▸ **TASK GOAL**
Only lines containing the string "face" belong in the answer; find them in the records and copy them.

EXERCISE DATA START

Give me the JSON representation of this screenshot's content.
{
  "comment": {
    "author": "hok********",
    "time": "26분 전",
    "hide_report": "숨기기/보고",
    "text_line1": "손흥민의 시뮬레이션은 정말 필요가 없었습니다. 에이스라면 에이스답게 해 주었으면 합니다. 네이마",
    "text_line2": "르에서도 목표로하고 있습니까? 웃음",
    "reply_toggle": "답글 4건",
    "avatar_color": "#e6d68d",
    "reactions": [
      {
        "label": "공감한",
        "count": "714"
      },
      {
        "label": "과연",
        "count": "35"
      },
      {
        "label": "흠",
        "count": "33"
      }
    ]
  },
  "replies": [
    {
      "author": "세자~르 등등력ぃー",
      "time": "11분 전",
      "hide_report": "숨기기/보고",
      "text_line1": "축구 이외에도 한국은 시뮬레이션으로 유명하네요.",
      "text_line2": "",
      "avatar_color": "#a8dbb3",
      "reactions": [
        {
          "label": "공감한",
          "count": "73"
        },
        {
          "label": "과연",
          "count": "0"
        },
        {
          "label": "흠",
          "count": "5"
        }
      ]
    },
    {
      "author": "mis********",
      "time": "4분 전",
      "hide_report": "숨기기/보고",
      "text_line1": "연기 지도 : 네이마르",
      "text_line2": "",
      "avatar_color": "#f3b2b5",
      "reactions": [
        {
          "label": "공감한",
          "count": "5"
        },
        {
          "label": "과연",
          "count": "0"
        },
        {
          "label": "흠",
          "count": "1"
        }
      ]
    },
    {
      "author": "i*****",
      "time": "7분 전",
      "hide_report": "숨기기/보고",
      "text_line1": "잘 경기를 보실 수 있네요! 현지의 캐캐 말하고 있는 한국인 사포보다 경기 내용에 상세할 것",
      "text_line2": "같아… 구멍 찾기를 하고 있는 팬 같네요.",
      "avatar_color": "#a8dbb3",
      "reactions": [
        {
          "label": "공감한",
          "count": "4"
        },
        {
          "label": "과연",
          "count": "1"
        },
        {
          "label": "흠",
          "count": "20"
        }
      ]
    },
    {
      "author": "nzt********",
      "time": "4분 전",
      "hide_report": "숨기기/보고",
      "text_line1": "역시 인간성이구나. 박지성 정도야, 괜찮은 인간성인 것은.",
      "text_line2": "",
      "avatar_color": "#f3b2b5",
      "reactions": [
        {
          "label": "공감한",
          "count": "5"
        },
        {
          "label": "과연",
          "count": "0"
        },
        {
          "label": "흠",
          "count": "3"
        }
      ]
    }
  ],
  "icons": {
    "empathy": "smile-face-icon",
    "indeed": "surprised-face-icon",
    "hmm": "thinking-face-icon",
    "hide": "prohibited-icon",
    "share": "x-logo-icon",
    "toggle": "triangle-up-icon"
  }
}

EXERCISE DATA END

▸ **ANSWER BOX**
    "empathy": "smile-face-icon",
    "indeed": "surprised-face-icon",
    "hmm": "thinking-face-icon",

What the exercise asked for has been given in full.